”We are entering uncharted waters with the delta smelt now because populations have never been so low,” said Moyle. “My guess is that populations are so small now that random events, such as predation by a swarm of silversides on eggs and larvae in an isolated spawning event, can keep driving the population down.”

Likewise, Tom Cannon, estuarine fisheries ecologist and biostatistician, wrote on the California Fisheries Blog about the “poor prognosis” for Delta Smelt (

“Since my last update in April, Delta and longfin smelt have continued their trends of record low numbers,” said Cannon. “I opined that they were not yet gone, but close, and that it remained to be seen whether the good conditions provided to date in 2016 could lead to some form of recovery for these two endangered species. The prognosis remains poor.”

Green and white sturgeon, which usually spawn in the Sacramento River in April and May, are also being decimated by the the current state and federal water management. For more information, go to Tom Cannon’s excellent article on the California Fisheries Blog:

Ironically, Jennings pointed out that the State Water Resources Board is now preparing for upcoming hearings on the petitions by the Department of Water Resources and Bureau of Reclamation to change their points of diversion in order to proceed with the construction of Governor Jerry Brown’s Delta Tunnels, now renamed the California WaterFix.

“This plan will deprive the Delta smelt of their habitat by exporting vast quantities of water from the Sacramento River,” said Jennings. “If the State Board approves the petition, it will only exacerbate things enormously for the Delta smelt and other fish species.”

The Delta Tunnels plan will not only hasten the extinction of Delta smelt, but it will also drive longfin smelt, winter-run Chinook salmon, Central Valley steelhead, green sturgeon and other fish species closer and closer to extinction, according to Delta advocates and scientific experts.

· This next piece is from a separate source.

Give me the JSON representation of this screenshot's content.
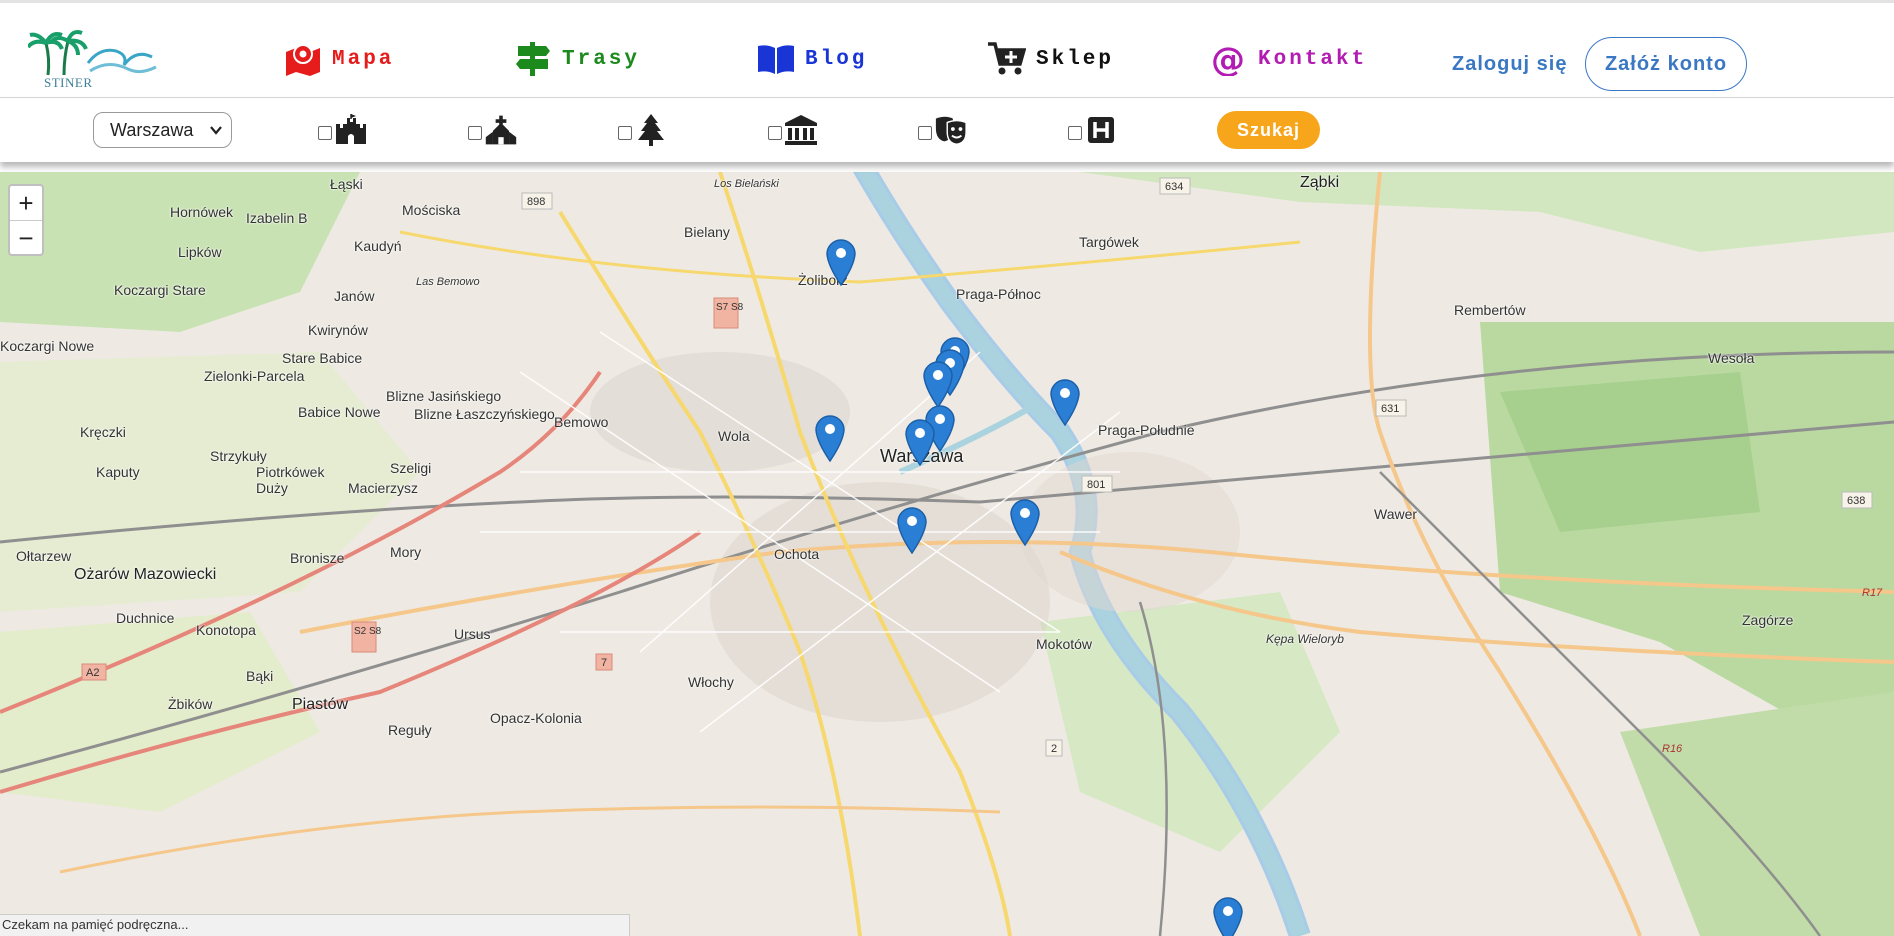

The California Water Fix will also imperil the salmon and steelhead populations on the Trinity and Klamath rivers, since water from the Trinity, the largest tributary of the Klamath, is diverted to the Sacramento River watershed through a tunnel in the Mountains from Trinity Lake to Whiskeytown Reservoir.

In addition, the State Board is also considering a request by the Sacramento Waste Water Treatment Plant to discharge up to 181,000 gallons of water per day that would raise the water temperature on the river and Delta, threatening smelt, salmon and other fish species, noted Jennings.

The Delta smelt collapse is part of an overall ecosystem decline driven by water diversions by the federal and state water projects, The CDFW’s 2015 Fall Midwater Trawl demonstrates that, since 1967, populations of striped bass, Delta smelt, longfin smelt, American shad, splittail and threadfin shad have declined by 99.7, 98.3, 99.9, 97.7, 98.5 and 93.7 percent, respectively, according to Jennings.